Anyone who sells their home hopes to get more out of it than they put into it. Sometimes, this is possible by just maintaining the home and waiting as the market improves. Other times, it’s a matter of putting in a little extra work and taking careful steps during the sales process to help you save money.
If you’re selling your house, look into these simple ways to save on the transaction.
1. Hire a Flat-Rate Brokerage
The typical commission for a real estate transaction is six percent of the sale, three percent to the selling agent and three percent to the buying agent. So, on a home worth $400,000, the commission is typically $24,000 — a huge chunk of your earnings!
You can try to negotiate a smaller commission from your realtor, but it’s often easier and more financially lucrative to use a flat-rate real estate company. They offer a single commission rate from the beginning based on a sliding scale to save you thousands of dollars on the sale of your home.
2. Don’t Try FSBO

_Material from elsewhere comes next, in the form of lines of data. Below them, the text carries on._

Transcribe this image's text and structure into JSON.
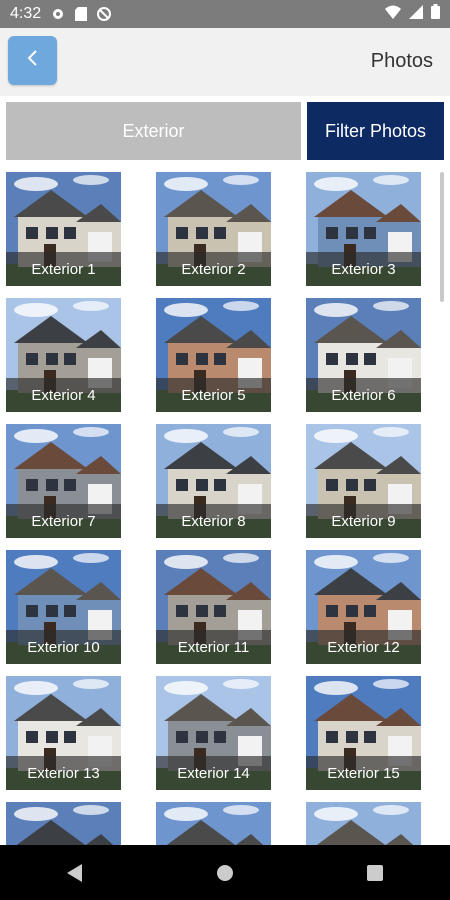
{
  "status": {
    "time": "4:32"
  },
  "header": {
    "title": "Photos"
  },
  "filters": {
    "exterior_label": "Exterior",
    "filter_label": "Filter Photos"
  },
  "colors": {
    "accent": "#0d2a63",
    "back": "#6fa8dc"
  },
  "photos": [
    {
      "label": "Exterior 1"
    },
    {
      "label": "Exterior 2"
    },
    {
      "label": "Exterior 3"
    },
    {
      "label": "Exterior 4"
    },
    {
      "label": "Exterior 5"
    },
    {
      "label": "Exterior 6"
    },
    {
      "label": "Exterior 7"
    },
    {
      "label": "Exterior 8"
    },
    {
      "label": "Exterior 9"
    },
    {
      "label": "Exterior 10"
    },
    {
      "label": "Exterior 11"
    },
    {
      "label": "Exterior 12"
    },
    {
      "label": "Exterior 13"
    },
    {
      "label": "Exterior 14"
    },
    {
      "label": "Exterior 15"
    },
    {
      "label": ""
    },
    {
      "label": ""
    },
    {
      "label": ""
    }
  ]
}
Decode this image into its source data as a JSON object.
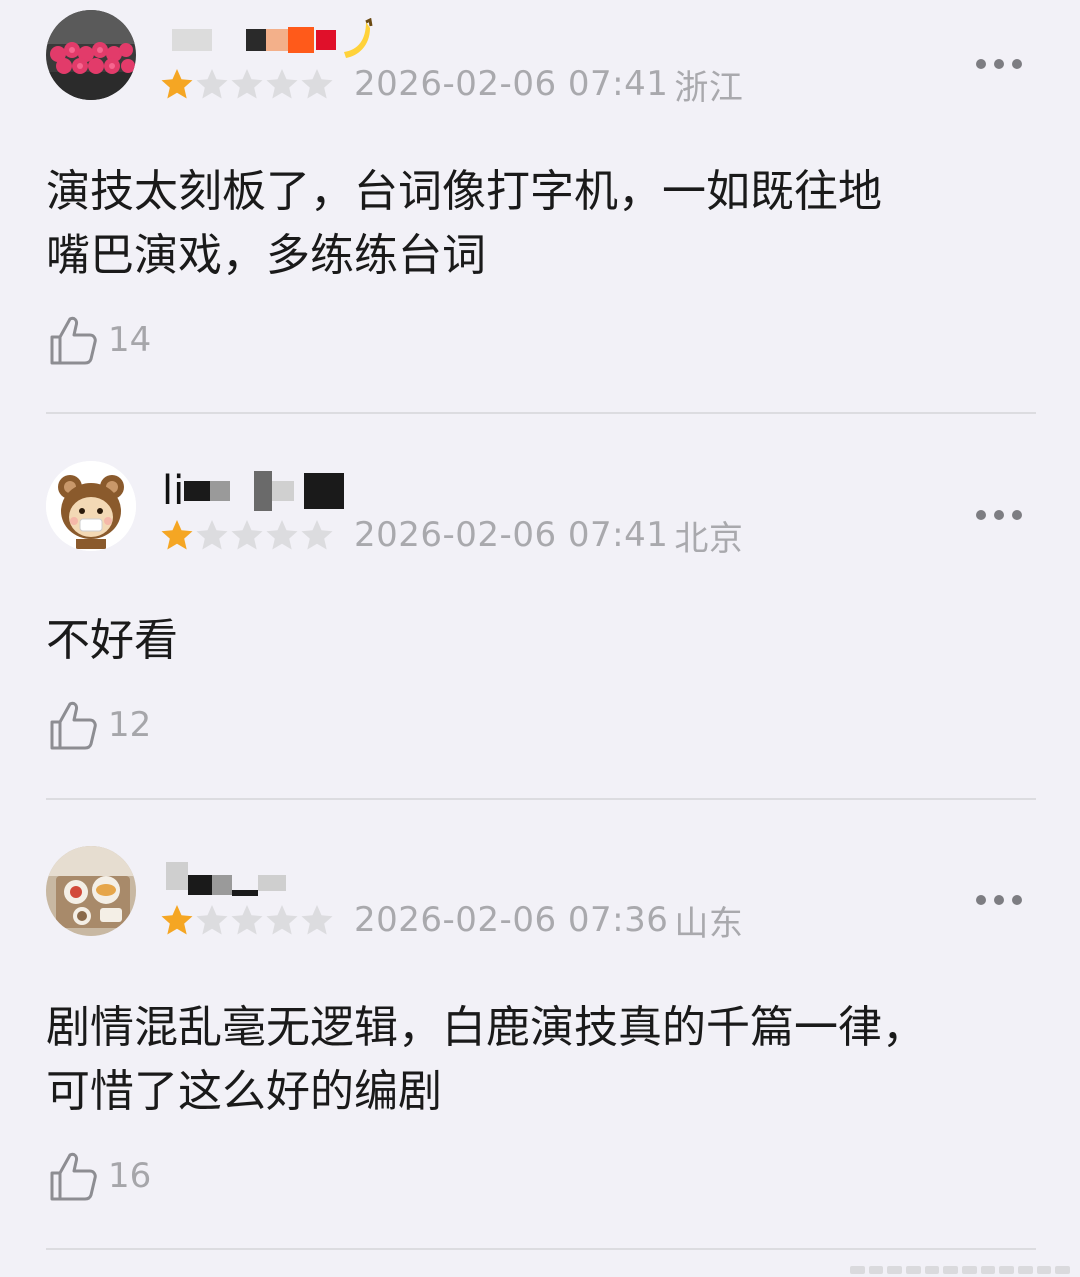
{
  "reviews": [
    {
      "username": "",
      "rating": 1,
      "max_rating": 5,
      "date": "2026-02-06 07:41",
      "location": "浙江",
      "content_lines": [
        "演技太刻板了，台词像打字机，一如既往地",
        "嘴巴演戏，多练练台词"
      ],
      "likes": "14",
      "avatar_icon": "roses-avatar"
    },
    {
      "username": "li",
      "rating": 1,
      "max_rating": 5,
      "date": "2026-02-06 07:41",
      "location": "北京",
      "content_lines": [
        "不好看"
      ],
      "likes": "12",
      "avatar_icon": "bear-avatar"
    },
    {
      "username": "",
      "rating": 1,
      "max_rating": 5,
      "date": "2026-02-06 07:36",
      "location": "山东",
      "content_lines": [
        "剧情混乱毫无逻辑，白鹿演技真的千篇一律，",
        "可惜了这么好的编剧"
      ],
      "likes": "16",
      "avatar_icon": "breakfast-avatar"
    }
  ],
  "colors": {
    "background": "#f2f1f7",
    "star_filled": "#f5a623",
    "star_empty": "#dcdcdf",
    "meta_text": "#a9a9ad",
    "body_text": "#1a1a1a",
    "divider": "#dcdce0"
  },
  "icons": {
    "more": "more-dots-icon",
    "like": "thumbs-up-icon",
    "star": "star-icon"
  }
}
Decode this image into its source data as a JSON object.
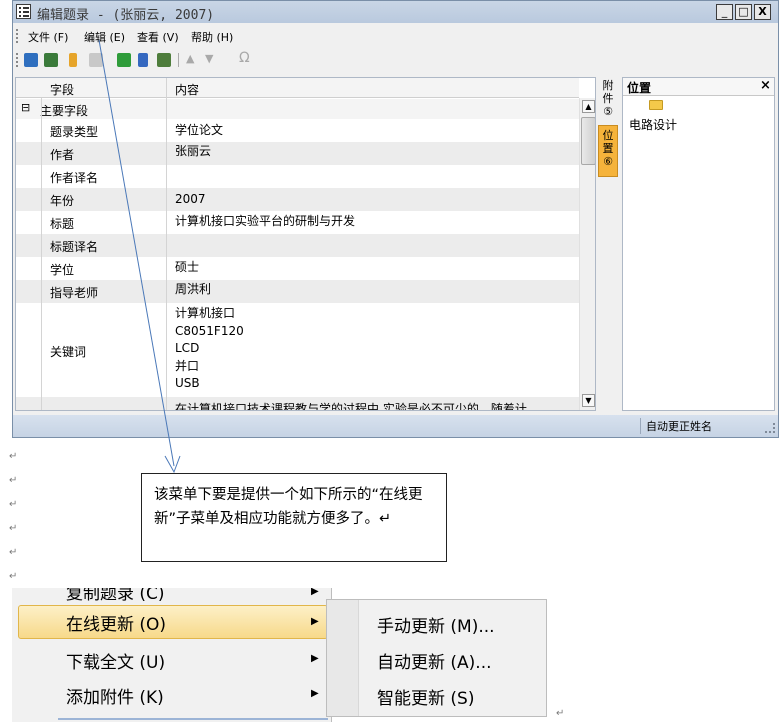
{
  "window": {
    "title": "编辑题录 - (张丽云, 2007)",
    "controls": [
      "_",
      "□",
      "X"
    ]
  },
  "menubar": {
    "items": [
      "文件 (F)",
      "编辑 (E)",
      "查看 (V)",
      "帮助 (H)"
    ]
  },
  "toolbar": {
    "icons": [
      "save-icon",
      "save-all-icon",
      "edit-icon",
      "clear-icon",
      "grid-icon",
      "pin-icon",
      "import-icon",
      "up-icon",
      "down-icon",
      "omega-icon"
    ],
    "omega": "Ω"
  },
  "grid": {
    "header": {
      "field": "字段",
      "content": "内容"
    },
    "group": {
      "toggle": "⊟",
      "label": "主要字段"
    },
    "rows": [
      {
        "field": "题录类型",
        "value": "学位论文"
      },
      {
        "field": "作者",
        "value": "张丽云"
      },
      {
        "field": "作者译名",
        "value": ""
      },
      {
        "field": "年份",
        "value": "2007"
      },
      {
        "field": "标题",
        "value": "计算机接口实验平台的研制与开发"
      },
      {
        "field": "标题译名",
        "value": ""
      },
      {
        "field": "学位",
        "value": "硕士"
      },
      {
        "field": "指导老师",
        "value": "周洪利"
      },
      {
        "field": "关键词",
        "value": "计算机接口\nC8051F120\nLCD\n并口\nUSB"
      },
      {
        "field": "",
        "value": "在计算机接口技术课程教与学的过程中,实验是必不可少的。随着计"
      }
    ]
  },
  "sidetabs": {
    "attach": "附件",
    "attach_num": "⑤",
    "location": "位置",
    "location_num": "⑥"
  },
  "location_panel": {
    "title": "位置",
    "close": "×",
    "folder_icon": "folder-icon",
    "item": "电路设计"
  },
  "statusbar": {
    "text": "自动更正姓名"
  },
  "callout": {
    "text": "该菜单下要是提供一个如下所示的“在线更新”子菜单及相应功能就方便多了。↵"
  },
  "paragraph_marks": [
    "↵",
    "↵",
    "↵",
    "↵",
    "↵",
    "↵"
  ],
  "context_menu": {
    "items": [
      {
        "label": "复制题录 (C)",
        "arrow": "▶"
      },
      {
        "label": "在线更新 (O)",
        "arrow": "▶"
      },
      {
        "label": "下载全文 (U)",
        "arrow": "▶"
      },
      {
        "label": "添加附件 (K)",
        "arrow": "▶"
      }
    ],
    "submenu": [
      {
        "label": "手动更新 (M)..."
      },
      {
        "label": "自动更新 (A)..."
      },
      {
        "label": "智能更新 (S)"
      }
    ],
    "end_mark": "↵"
  },
  "colors": {
    "title_bg": "#c3d2e5",
    "highlight": "#f7d98a",
    "accent_orange": "#f5b33b"
  }
}
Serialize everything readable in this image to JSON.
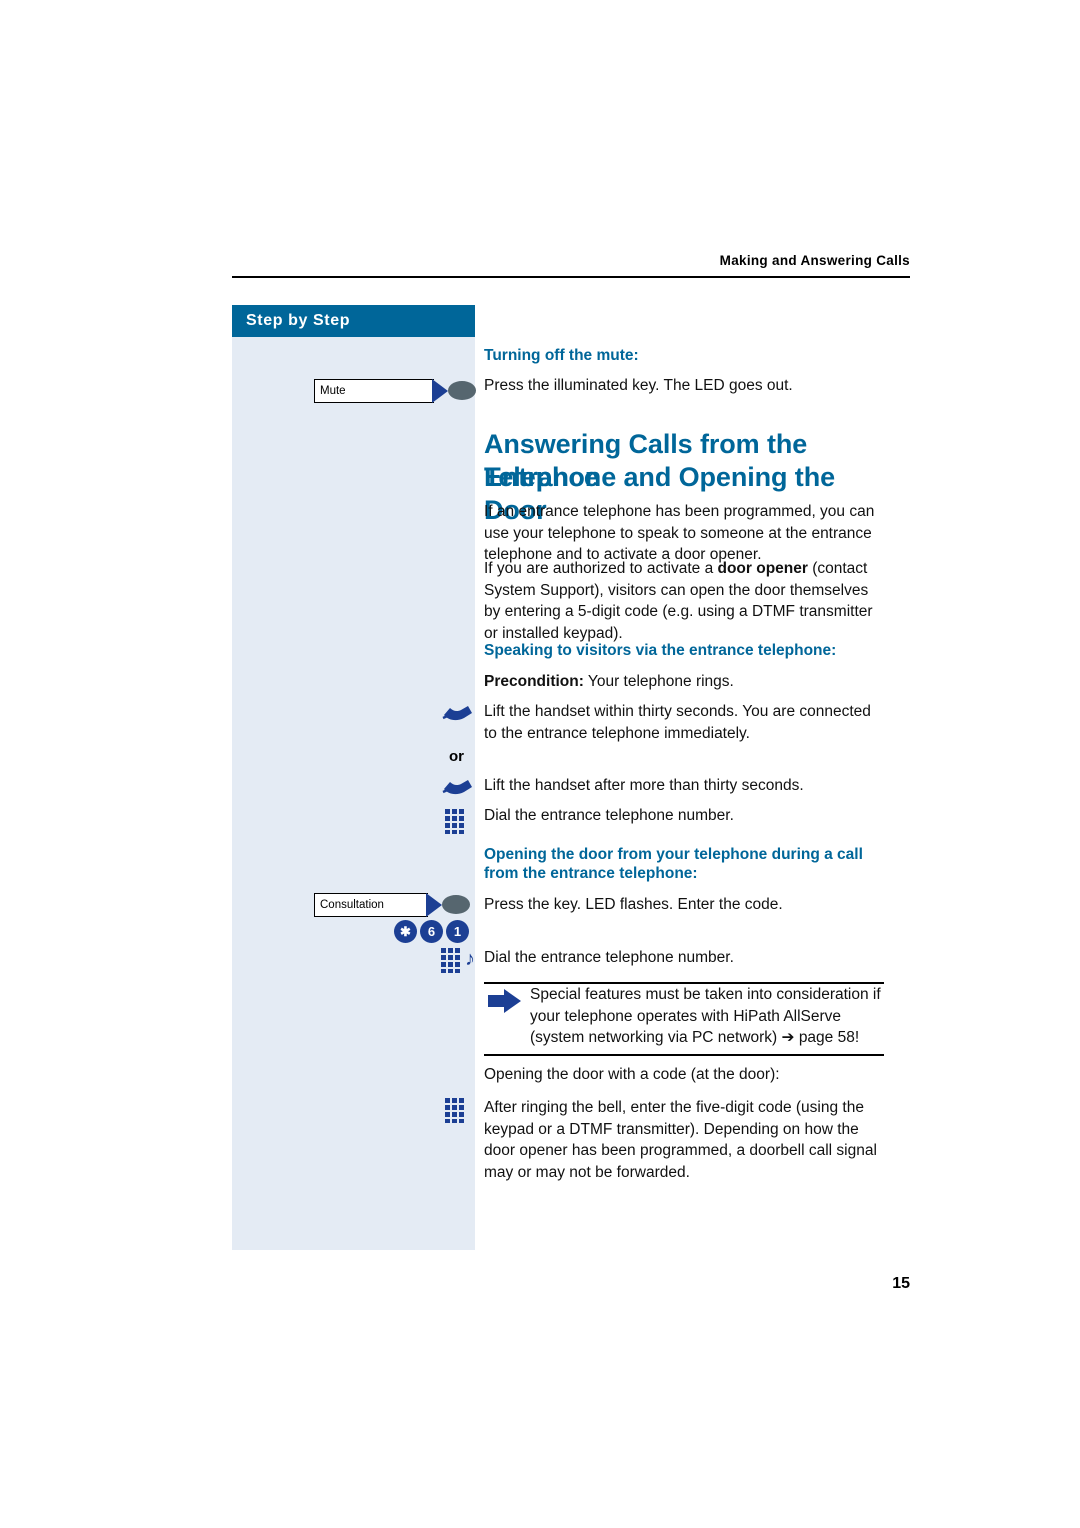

This might surprise you, since selling your home without a realtor seems like the obvious way to save money. Realtor fees can be in the tens of thousands, and people are hopeful that they’ll save at least that much by selling it themselves.
It’s true that some sellers make a profit on their FSBO homes, but others lose more money. They spend a few months trying to sell the home without the resources of a realtor, and all the while, they have to pay the mortgage, property taxes, insurance, interest, and other fees that go with their current mortgage. If they’re already living somewhere else, the losses are even more apparent!
Eventually, their house doesn’t sell, and they end up hiring a realtor to do the job for them. Now, their home has been on the market, depreciating in value, they’ve had to pay their mortgage all those months, and they’re still left paying realtor fees.
If you don’t have experience selling homes, it’s probably best to hire a realtor first and avoid the headache.
3. Prep Your House for Sale
The best way to lose money on your home is to let it sit on the market for months and months. If you fail to keep up with basic maintenance and clutter management, it might be difficult to sell the property.
“The moment you decide to sell your home, it’s no longer your home,” reminds Bahareh Kamoei, a California real estate agent. “So you need to declutter and depersonalize to make it as neutral as you can, so you can appeal to as many buyers as possible.”
Consider taking down personal family photos, removing knick-knack type items, packing your collection of Star Wars memorabilia, etc.
It’s also smart to clear countertops and give the home a crisp, clean appearance. This might be a great time to start packing and minimizing your things. Most people find they have far more than they need, and getting the home ready to sell is a great time to condense.
4. Make Small Updates
When selling a home, there’s rarely cause for doing a large remodeling project. In most cases, you won’t get out of the home what you put into it. However, there are a few small updates you can make, usually without the help of a contractor, to make your home show better, boost the asking price, and ultimately save you a little cash on closing.
For example, you may want to paint. Most of the time, you don’t have to paint the interior if the colors are neutral. However, if the paint is damaged or uneven, you’ll want to make those touchups. Additionally, a loud-colored bedroom or dining room might turn buyers away, and you might consider repainting with a neutral color.
It doesn’t hurt to change out a few light fixtures, paint the front door, add a little landscaping, and change the hardware on your bathroom and kitchen cabinets. These changes are small and affordable, but they’ll spruce up your home for showings.
5. Price the Home Right from the Start
To avoid huge losses, price your home correctly the first time. It should be priced according to market value rather than trying to jack up the price in order to see a better offer. Rarely, a seller will get that higher asking price, but more commonly, the house will sit on the market for weeks before the buyer is forced to reduce the price. Price reductions and time on the market equal less negotiating power for sellers. If you do overprice the home, you’ll usually know within the first week or two. If you’ve had no showings or offers, it’s usually a sign that it’s priced too high, and if you don’t adjust quickly, you risk losing a great deal of money by letting it sit on the market unpurchased.